Dead, Alive, or Excreted: The Mysterious Role of Detritus in Food Webs

Suppose I ate a moldy fish, and my friend ate a fresh one. Though both food items are fish, food web ecologists would probably call my friend’s meal “fish” and mine “detritus.” Detritus is a catch-all term for dead plant tissue (e.g. leaf litter, dead wood, dead algae), dead animal tissue, feces, mucus, and even … Continue reading

Shelter or Buffet? The Predator Paradox In Mangrove Communities

  What’s in a mangrove? Anoxic, tannin-rich sediments, yes. But there are also predators… quite a few of them. Brian Nakahara, a recently graduated masters student from the Oceanography department at UH found that there are higher abundances of predators inside mangrove forests than on adjacent bare sediments. He also found that predators with smaller … Continue reading

Whatever Sinks Your Boat: Pests as a Conservation Tool

Teredo worms (or shipworms), which are actually bivalves of the family Teredinidae, are legendary in their appetites for ship hulls, wood pilings, or any other wood found in the ocean. Like a clam or any other bivalve, they have two sharp shells on one end, but their long, soft body makes them look more like … Continue reading

Little Shop of Cores: What Lives in He’eia’s Sediments

These invertebrates were found in sediment cores from the edge of the pond, all of them areas were mangroves had been removed (See “Old Scourge, New Questions,” January 30th). Some organisms may have been living a few centimeters underneath the sediment surface, while others may have had shallower burrows– since these samples were depth-integrated, we … Continue reading

What Is An Ecosystem Engineer?

Though I use the term frequently, deciding whether an organism is an ecosystem engineer is difficult. The term “ecosystem engineer” itself is problematic: almost every organism modifies its environment in some way, and in the face of indirect effects, quantifying this modification is nearly impossible. However, this category is useful because it can help us … Continue reading
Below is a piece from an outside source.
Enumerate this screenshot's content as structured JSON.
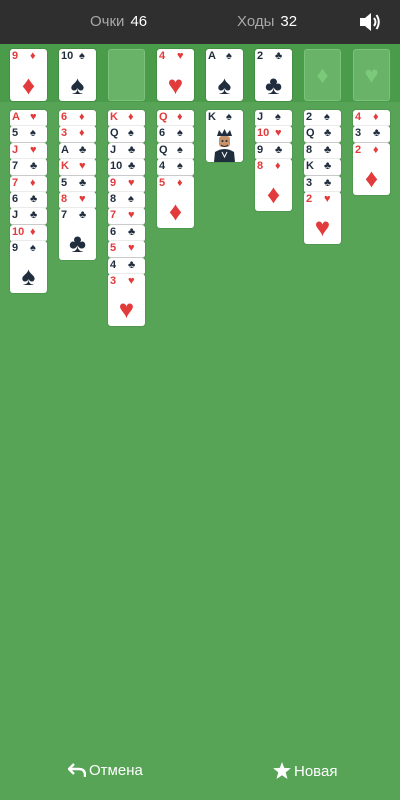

Homemaker, Lovemaker, Engineer

While they are not the most attractive of crabs, nor of interest to any fishery, Thalamita crenata, or the “blue pincher” is numerically the most dominant crab in the fishpond. I am interested in it because it seems to have no problem living in concert with the toughest invaders. Blue pinchers can be found burrowing in … Continue reading
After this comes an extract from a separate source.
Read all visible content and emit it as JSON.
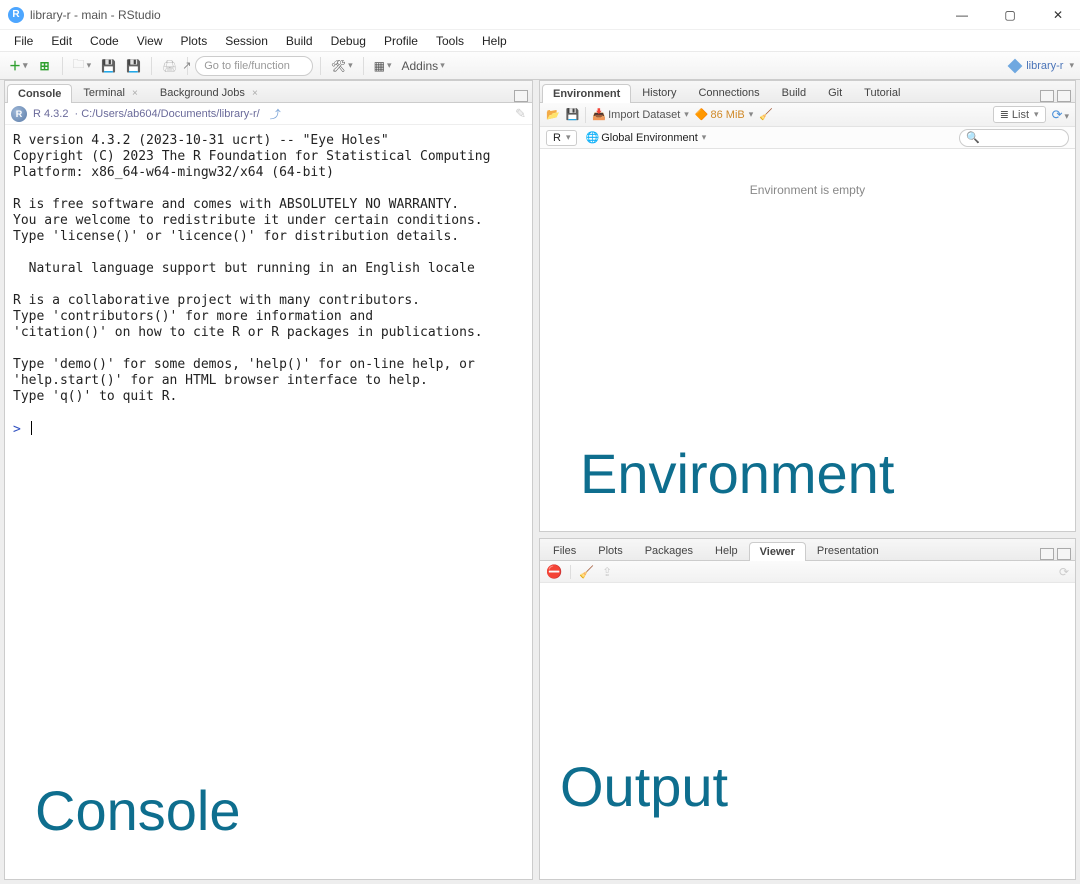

Alien Babies: To’au in He’eia Mangroves

While I was seining with the LAIP interns this past summer, we came across some interesting fish living near the mangroves. While some of the fish and nearly all the invertebrates we’ve seen are species that may spend their entire lives in the pond (the half-spotted goby, for example, or Podopthalmus vigil, the Hawai’ian swimming crab), … Continue reading

Back To Bacteria: A “Big, Rotten Loofah”

More on the mangrove story: This Tuesday we took sediment cores from two areas where mangrove overstory (prop roots and trunks) were cut down in 2007 and 2008. In these areas, dead stumps still stick out of the mud, and a thick, fibrous root mat stabilizes the sediments. Even though the overstory was removed four … Continue reading

What’s In A Sponge?

This weekend we found a sort of sponge raft drifting along the bottom of the pond. Composed of Gracilaria and the orange sponge Mycale sp., the piece was weighed down with sediment and tiny organisms living inside. The contents included two brittle stars, several polychaete worms, a few amphipods, and some mysterious organism (pictured below). Whether the sponge … Continue reading

  • Mahalo Nui Loa

    I recently graduated from the Donahue Lab at the University of Hawai'i at Manoa and am currently a graduate student at the University of Washington. This research is funded by a Graduate Research Fellowship from the National Science Foundation, as well a scholarship from the Seattle chapter of the Achievement Rewards for College Scientists (ARCS) Foundation.
  • “Where do ecological ideas come from? …Most do not spring deductively from the minds of ecologists, like Athena from the head of Zeus. Instead, they emerge when ecologists absorb the essential spirit of individual places– their genius loci.”

    ~Mary V. Price & Ian Billick, "The Ecology of Place"
  • “Aloha is the intelligence with which we meet life.”

    ~Olana A'i, Kumu Hula

  • “I no longer say ‘Hawaiian ways of knowing’ anymore. Because people relegate that to the margins. ‘Ways of knowing,’ as if it’s a quaint, anthropologic way of describing something outside us. No, it’s ‘epistemology,’ the philosophy of knowledge. Land educates. ‘Ike ‘aina. The land of your birth educates you. This land here educates you.”

    ~Manu Meyer